- _What is required_:
Reprint each record exactly. Pictures are not reprinted.
:: Input records
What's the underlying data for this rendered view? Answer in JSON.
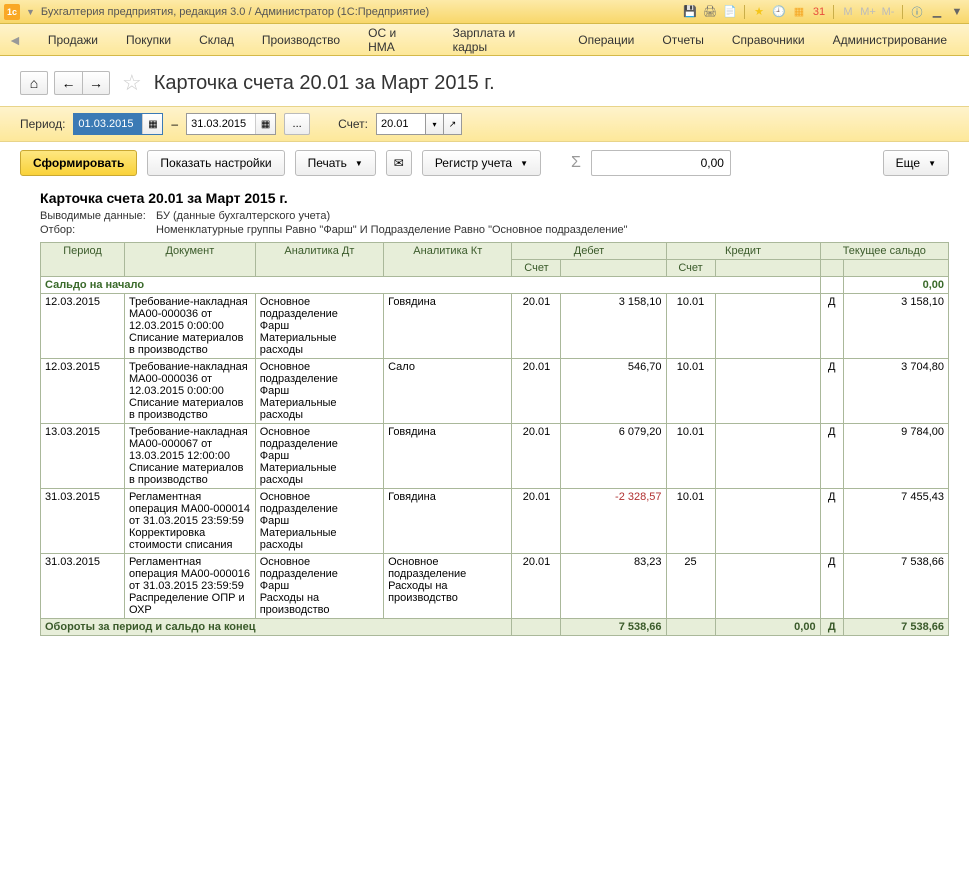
{
  "titlebar": {
    "text": "Бухгалтерия предприятия, редакция 3.0 / Администратор  (1С:Предприятие)"
  },
  "mainmenu": {
    "items": [
      "Продажи",
      "Покупки",
      "Склад",
      "Производство",
      "ОС и НМА",
      "Зарплата и кадры",
      "Операции",
      "Отчеты",
      "Справочники",
      "Администрирование"
    ]
  },
  "page": {
    "title": "Карточка счета 20.01 за Март 2015 г."
  },
  "filter": {
    "period_label": "Период:",
    "date_from": "01.03.2015",
    "date_to": "31.03.2015",
    "account_label": "Счет:",
    "account": "20.01"
  },
  "actions": {
    "generate": "Сформировать",
    "show_settings": "Показать настройки",
    "print": "Печать",
    "register": "Регистр учета",
    "sum_value": "0,00",
    "more": "Еще"
  },
  "report": {
    "title": "Карточка счета 20.01 за Март 2015 г.",
    "output_label": "Выводимые данные:",
    "output_value": "БУ (данные бухгалтерского учета)",
    "filter_label": "Отбор:",
    "filter_value": "Номенклатурные группы Равно \"Фарш\" И Подразделение Равно \"Основное подразделение\""
  },
  "table": {
    "headers": {
      "period": "Период",
      "document": "Документ",
      "analytics_dt": "Аналитика Дт",
      "analytics_kt": "Аналитика Кт",
      "debit": "Дебет",
      "credit": "Кредит",
      "balance": "Текущее сальдо",
      "account": "Счет"
    },
    "opening": {
      "label": "Сальдо на начало",
      "value": "0,00"
    },
    "rows": [
      {
        "period": "12.03.2015",
        "document": "Требование-накладная МА00-000036 от 12.03.2015 0:00:00\nСписание материалов в производство",
        "dt": "Основное подразделение\nФарш\nМатериальные расходы",
        "kt": "Говядина",
        "debit_acct": "20.01",
        "debit_sum": "3 158,10",
        "credit_acct": "10.01",
        "credit_sum": "",
        "dc": "Д",
        "balance": "3 158,10"
      },
      {
        "period": "12.03.2015",
        "document": "Требование-накладная МА00-000036 от 12.03.2015 0:00:00\nСписание материалов в производство",
        "dt": "Основное подразделение\nФарш\nМатериальные расходы",
        "kt": "Сало",
        "debit_acct": "20.01",
        "debit_sum": "546,70",
        "credit_acct": "10.01",
        "credit_sum": "",
        "dc": "Д",
        "balance": "3 704,80"
      },
      {
        "period": "13.03.2015",
        "document": "Требование-накладная МА00-000067 от 13.03.2015 12:00:00\nСписание материалов в производство",
        "dt": "Основное подразделение\nФарш\nМатериальные расходы",
        "kt": "Говядина",
        "debit_acct": "20.01",
        "debit_sum": "6 079,20",
        "credit_acct": "10.01",
        "credit_sum": "",
        "dc": "Д",
        "balance": "9 784,00"
      },
      {
        "period": "31.03.2015",
        "document": "Регламентная операция МА00-000014 от 31.03.2015 23:59:59\nКорректировка стоимости списания",
        "dt": "Основное подразделение\nФарш\nМатериальные расходы",
        "kt": "Говядина",
        "debit_acct": "20.01",
        "debit_sum": "-2 328,57",
        "debit_neg": true,
        "credit_acct": "10.01",
        "credit_sum": "",
        "dc": "Д",
        "balance": "7 455,43"
      },
      {
        "period": "31.03.2015",
        "document": "Регламентная операция МА00-000016 от 31.03.2015 23:59:59\nРаспределение ОПР и ОХР",
        "dt": "Основное подразделение\nФарш\nРасходы на производство",
        "kt": "Основное подразделение\nРасходы на производство",
        "debit_acct": "20.01",
        "debit_sum": "83,23",
        "credit_acct": "25",
        "credit_sum": "",
        "dc": "Д",
        "balance": "7 538,66"
      }
    ],
    "totals": {
      "label": "Обороты за период и сальдо на конец",
      "debit": "7 538,66",
      "credit": "0,00",
      "dc": "Д",
      "balance": "7 538,66"
    }
  }
}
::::
- _Task output_:
What's the underlying data for this rendered view? Answer in JSON.
{
  "titlebar": {
    "text": "Бухгалтерия предприятия, редакция 3.0 / Администратор  (1С:Предприятие)"
  },
  "mainmenu": {
    "items": [
      "Продажи",
      "Покупки",
      "Склад",
      "Производство",
      "ОС и НМА",
      "Зарплата и кадры",
      "Операции",
      "Отчеты",
      "Справочники",
      "Администрирование"
    ]
  },
  "page": {
    "title": "Карточка счета 20.01 за Март 2015 г."
  },
  "filter": {
    "period_label": "Период:",
    "date_from": "01.03.2015",
    "date_to": "31.03.2015",
    "account_label": "Счет:",
    "account": "20.01"
  },
  "actions": {
    "generate": "Сформировать",
    "show_settings": "Показать настройки",
    "print": "Печать",
    "register": "Регистр учета",
    "sum_value": "0,00",
    "more": "Еще"
  },
  "report": {
    "title": "Карточка счета 20.01 за Март 2015 г.",
    "output_label": "Выводимые данные:",
    "output_value": "БУ (данные бухгалтерского учета)",
    "filter_label": "Отбор:",
    "filter_value": "Номенклатурные группы Равно \"Фарш\" И Подразделение Равно \"Основное подразделение\""
  },
  "table": {
    "headers": {
      "period": "Период",
      "document": "Документ",
      "analytics_dt": "Аналитика Дт",
      "analytics_kt": "Аналитика Кт",
      "debit": "Дебет",
      "credit": "Кредит",
      "balance": "Текущее сальдо",
      "account": "Счет"
    },
    "opening": {
      "label": "Сальдо на начало",
      "value": "0,00"
    },
    "rows": [
      {
        "period": "12.03.2015",
        "document": "Требование-накладная МА00-000036 от 12.03.2015 0:00:00\nСписание материалов в производство",
        "dt": "Основное подразделение\nФарш\nМатериальные расходы",
        "kt": "Говядина",
        "debit_acct": "20.01",
        "debit_sum": "3 158,10",
        "credit_acct": "10.01",
        "credit_sum": "",
        "dc": "Д",
        "balance": "3 158,10"
      },
      {
        "period": "12.03.2015",
        "document": "Требование-накладная МА00-000036 от 12.03.2015 0:00:00\nСписание материалов в производство",
        "dt": "Основное подразделение\nФарш\nМатериальные расходы",
        "kt": "Сало",
        "debit_acct": "20.01",
        "debit_sum": "546,70",
        "credit_acct": "10.01",
        "credit_sum": "",
        "dc": "Д",
        "balance": "3 704,80"
      },
      {
        "period": "13.03.2015",
        "document": "Требование-накладная МА00-000067 от 13.03.2015 12:00:00\nСписание материалов в производство",
        "dt": "Основное подразделение\nФарш\nМатериальные расходы",
        "kt": "Говядина",
        "debit_acct": "20.01",
        "debit_sum": "6 079,20",
        "credit_acct": "10.01",
        "credit_sum": "",
        "dc": "Д",
        "balance": "9 784,00"
      },
      {
        "period": "31.03.2015",
        "document": "Регламентная операция МА00-000014 от 31.03.2015 23:59:59\nКорректировка стоимости списания",
        "dt": "Основное подразделение\nФарш\nМатериальные расходы",
        "kt": "Говядина",
        "debit_acct": "20.01",
        "debit_sum": "-2 328,57",
        "debit_neg": true,
        "credit_acct": "10.01",
        "credit_sum": "",
        "dc": "Д",
        "balance": "7 455,43"
      },
      {
        "period": "31.03.2015",
        "document": "Регламентная операция МА00-000016 от 31.03.2015 23:59:59\nРаспределение ОПР и ОХР",
        "dt": "Основное подразделение\nФарш\nРасходы на производство",
        "kt": "Основное подразделение\nРасходы на производство",
        "debit_acct": "20.01",
        "debit_sum": "83,23",
        "credit_acct": "25",
        "credit_sum": "",
        "dc": "Д",
        "balance": "7 538,66"
      }
    ],
    "totals": {
      "label": "Обороты за период и сальдо на конец",
      "debit": "7 538,66",
      "credit": "0,00",
      "dc": "Д",
      "balance": "7 538,66"
    }
  }
}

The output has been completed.